-- RECORDS SUPPLIED --
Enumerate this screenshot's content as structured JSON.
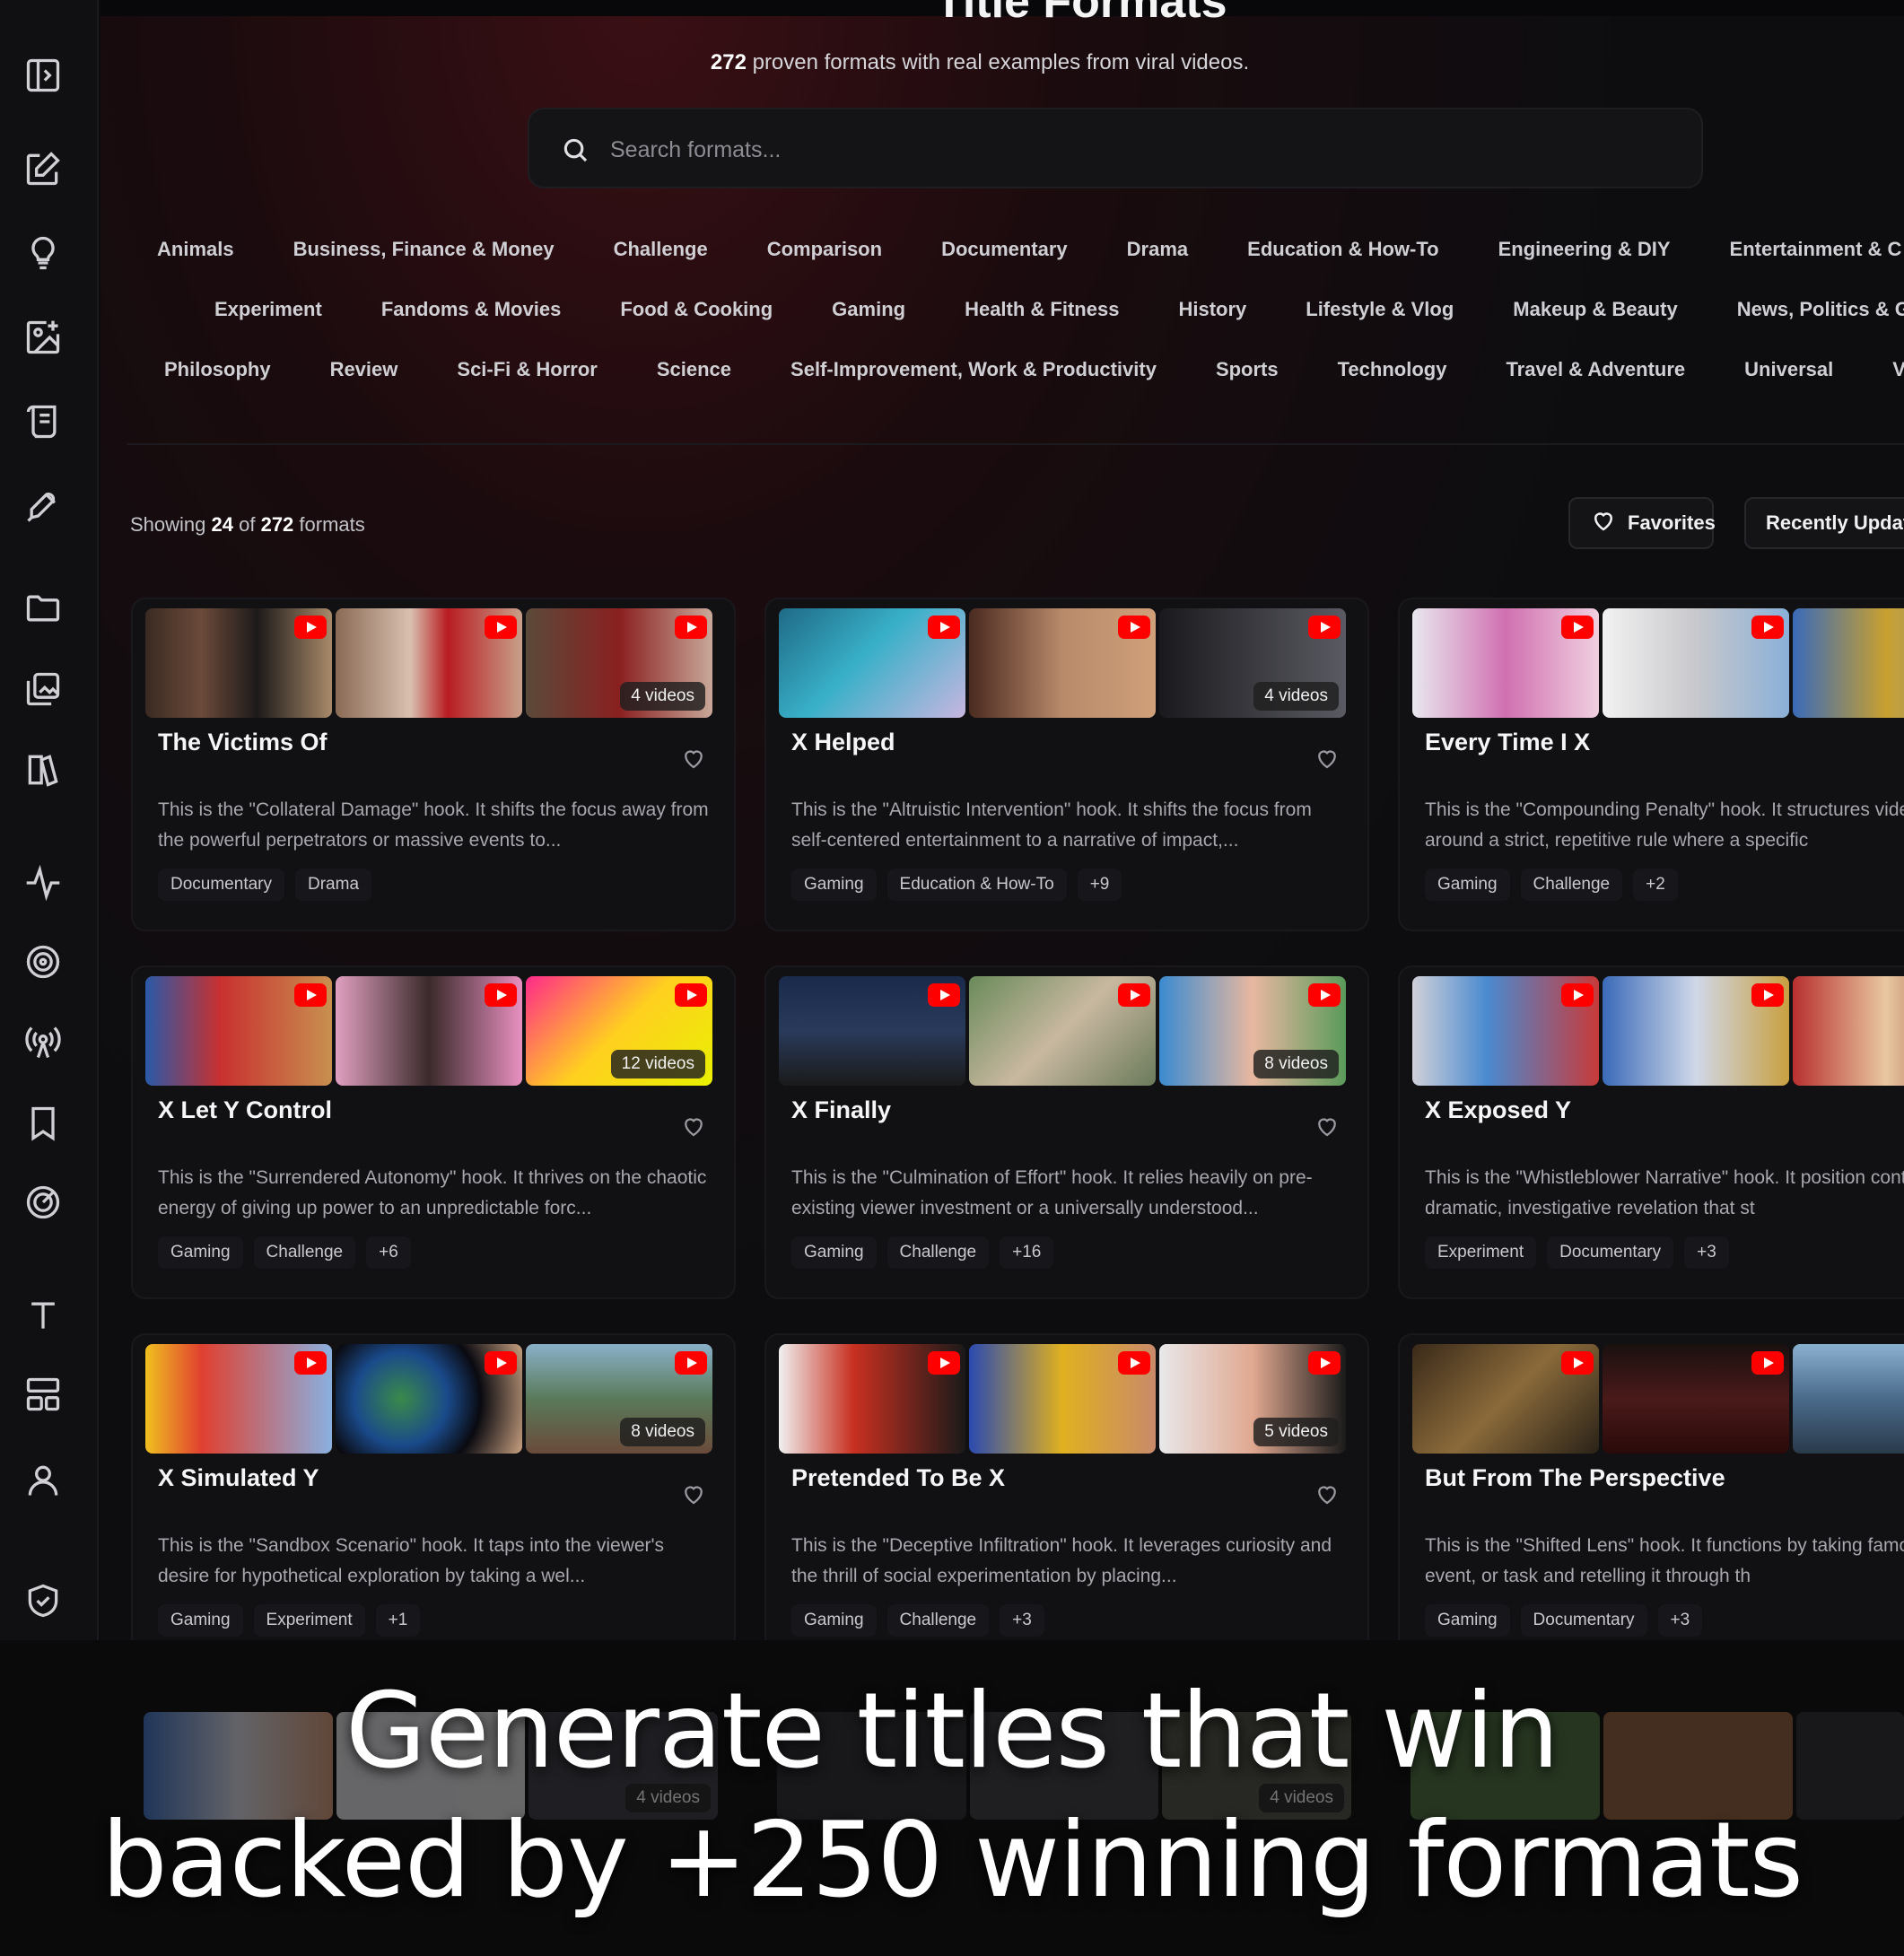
{
  "header": {
    "title_partial": "Title Formats",
    "subtitle_count": "272",
    "subtitle_rest": " proven formats with real examples from viral videos."
  },
  "search": {
    "placeholder": "Search formats..."
  },
  "categories": {
    "row1": [
      "Animals",
      "Business, Finance & Money",
      "Challenge",
      "Comparison",
      "Documentary",
      "Drama",
      "Education & How-To",
      "Engineering & DIY",
      "Entertainment & C"
    ],
    "row2": [
      "Experiment",
      "Fandoms & Movies",
      "Food & Cooking",
      "Gaming",
      "Health & Fitness",
      "History",
      "Lifestyle & Vlog",
      "Makeup & Beauty",
      "News, Politics & Geo"
    ],
    "row3": [
      "Philosophy",
      "Review",
      "Sci-Fi & Horror",
      "Science",
      "Self-Improvement, Work & Productivity",
      "Sports",
      "Technology",
      "Travel & Adventure",
      "Universal",
      "Ve"
    ]
  },
  "results": {
    "prefix": "Showing ",
    "shown": "24",
    "of": " of ",
    "total": "272",
    "suffix": " formats"
  },
  "toolbar": {
    "favorites_label": "Favorites",
    "sort_label": "Recently Updat"
  },
  "cards": [
    {
      "title": "The Victims Of",
      "videos": "4 videos",
      "desc": "This is the \"Collateral Damage\" hook. It shifts the focus away from the powerful perpetrators or massive events to...",
      "tags": [
        "Documentary",
        "Drama"
      ],
      "extra": ""
    },
    {
      "title": "X Helped",
      "videos": "4 videos",
      "desc": "This is the \"Altruistic Intervention\" hook. It shifts the focus from self-centered entertainment to a narrative of impact,...",
      "tags": [
        "Gaming",
        "Education & How-To"
      ],
      "extra": "+9"
    },
    {
      "title": "Every Time I X",
      "videos": "",
      "desc": "This is the \"Compounding Penalty\" hook. It structures video around a strict, repetitive rule where a specific",
      "tags": [
        "Gaming",
        "Challenge"
      ],
      "extra": "+2"
    },
    {
      "title": "X Let Y Control",
      "videos": "12 videos",
      "desc": "This is the \"Surrendered Autonomy\" hook. It thrives on the chaotic energy of giving up power to an unpredictable forc...",
      "tags": [
        "Gaming",
        "Challenge"
      ],
      "extra": "+6"
    },
    {
      "title": "X Finally",
      "videos": "8 videos",
      "desc": "This is the \"Culmination of Effort\" hook. It relies heavily on pre-existing viewer investment or a universally understood...",
      "tags": [
        "Gaming",
        "Challenge"
      ],
      "extra": "+16"
    },
    {
      "title": "X Exposed Y",
      "videos": "",
      "desc": "This is the \"Whistleblower Narrative\" hook. It position content as a dramatic, investigative revelation that st",
      "tags": [
        "Experiment",
        "Documentary"
      ],
      "extra": "+3"
    },
    {
      "title": "X Simulated Y",
      "videos": "8 videos",
      "desc": "This is the \"Sandbox Scenario\" hook. It taps into the viewer's desire for hypothetical exploration by taking a wel...",
      "tags": [
        "Gaming",
        "Experiment"
      ],
      "extra": "+1"
    },
    {
      "title": "Pretended To Be X",
      "videos": "5 videos",
      "desc": "This is the \"Deceptive Infiltration\" hook. It leverages curiosity and the thrill of social experimentation by placing...",
      "tags": [
        "Gaming",
        "Challenge"
      ],
      "extra": "+3"
    },
    {
      "title": "But From The Perspective",
      "videos": "",
      "desc": "This is the \"Shifted Lens\" hook. It functions by taking famous story, event, or task and retelling it through th",
      "tags": [
        "Gaming",
        "Documentary"
      ],
      "extra": "+3"
    }
  ],
  "ghost_counts": [
    "4 videos",
    "4 videos"
  ],
  "caption": {
    "line1": "Generate titles that win",
    "line2": "backed by +250 winning formats"
  },
  "icons": {
    "sidebar": [
      "sidebar-toggle-icon",
      "edit-icon",
      "lightbulb-icon",
      "image-edit-icon",
      "script-icon",
      "rocket-icon",
      "folder-icon",
      "gallery-icon",
      "book-icon",
      "activity-icon",
      "target-icon",
      "broadcast-icon",
      "bookmark-icon",
      "radar-icon",
      "text-icon",
      "layout-icon",
      "user-icon",
      "shield-check-icon",
      "bot-icon",
      "send-icon"
    ]
  },
  "colors": {
    "accent": "#ff0000",
    "background": "#0b0b0d",
    "card": "#111114"
  }
}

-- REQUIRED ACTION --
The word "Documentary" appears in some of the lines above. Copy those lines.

-- RESPONSE TO THIS TASK --
      "Documentary",
        "Documentary",
        "Documentary"
        "Documentary"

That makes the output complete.